By P. Allen Smith December 28, 2009

[Editor’s note: Yes, we’re still (or already) talking about gardening. Just think of this has early prep to inform your gardening this spring.]

Being able to grow anything has always given me such satisfaction, particularly when it’s something I can eat. The early spring offers so many opportunities to grow vegetables without a lot of space. This is the time of year I start what I call my salad garden.

Early spring’s cool temperatures are ideal for growing some of my favorites. Green onions, radishes, English peas and broccoli will spice up any meal. And since I’m such a salad person, I grow plenty of arugula and a wide range of leafy salad greens, such as my favorite: Buttercrunch lettuce.

mLuxe Pictures 014I like to start my first crop with young plants and then sow seed for those that follow. In no time my vegetable bed will be full of delicious, tender, fresh lettuce. There’s just something about homegrown that is hard to beat.

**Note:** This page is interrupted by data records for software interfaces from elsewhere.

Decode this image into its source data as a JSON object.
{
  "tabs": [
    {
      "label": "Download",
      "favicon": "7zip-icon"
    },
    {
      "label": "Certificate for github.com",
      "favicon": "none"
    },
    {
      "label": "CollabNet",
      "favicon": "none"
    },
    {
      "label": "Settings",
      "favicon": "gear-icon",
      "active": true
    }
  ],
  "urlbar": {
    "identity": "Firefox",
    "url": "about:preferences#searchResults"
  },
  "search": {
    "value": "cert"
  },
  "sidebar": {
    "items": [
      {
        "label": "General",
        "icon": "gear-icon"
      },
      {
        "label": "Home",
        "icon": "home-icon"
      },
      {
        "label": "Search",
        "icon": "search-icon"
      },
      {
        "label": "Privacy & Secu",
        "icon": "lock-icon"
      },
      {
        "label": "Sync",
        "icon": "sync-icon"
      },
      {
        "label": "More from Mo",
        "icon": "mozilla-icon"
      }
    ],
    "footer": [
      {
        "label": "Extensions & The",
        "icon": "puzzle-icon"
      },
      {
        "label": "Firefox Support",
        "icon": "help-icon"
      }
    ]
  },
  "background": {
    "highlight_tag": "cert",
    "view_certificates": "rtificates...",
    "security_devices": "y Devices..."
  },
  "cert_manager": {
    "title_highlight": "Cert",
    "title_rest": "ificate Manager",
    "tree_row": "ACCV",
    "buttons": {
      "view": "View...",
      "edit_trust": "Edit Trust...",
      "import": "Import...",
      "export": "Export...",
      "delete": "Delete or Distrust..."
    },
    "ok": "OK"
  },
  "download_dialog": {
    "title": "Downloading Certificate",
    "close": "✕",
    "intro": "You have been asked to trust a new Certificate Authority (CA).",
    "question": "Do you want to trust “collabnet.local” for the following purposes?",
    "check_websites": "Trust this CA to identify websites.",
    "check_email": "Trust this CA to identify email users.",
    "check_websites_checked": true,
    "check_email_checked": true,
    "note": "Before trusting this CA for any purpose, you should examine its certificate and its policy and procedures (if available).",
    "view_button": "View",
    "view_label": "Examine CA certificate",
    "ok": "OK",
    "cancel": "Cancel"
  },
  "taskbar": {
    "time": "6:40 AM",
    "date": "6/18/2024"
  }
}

The seed of many cool weather crops will germinate as soon as the soil begins to warm a bit. I coax the seedlings along with little plastic covers that I’ve made for my raised beds and they have the added benefit of protecting them if the temperature drops suddenly.

Many salad greens grow so quickly I can harvest several crops before it is time to plant the warm season vegetables such as tomatoes, peppers and squash.

If you don’t have room for raised beds, you might try growing some salad greens in containers. It’s a great way to make the transition into spring even more enjoyable and you may find that what you grow is too beautiful to eat.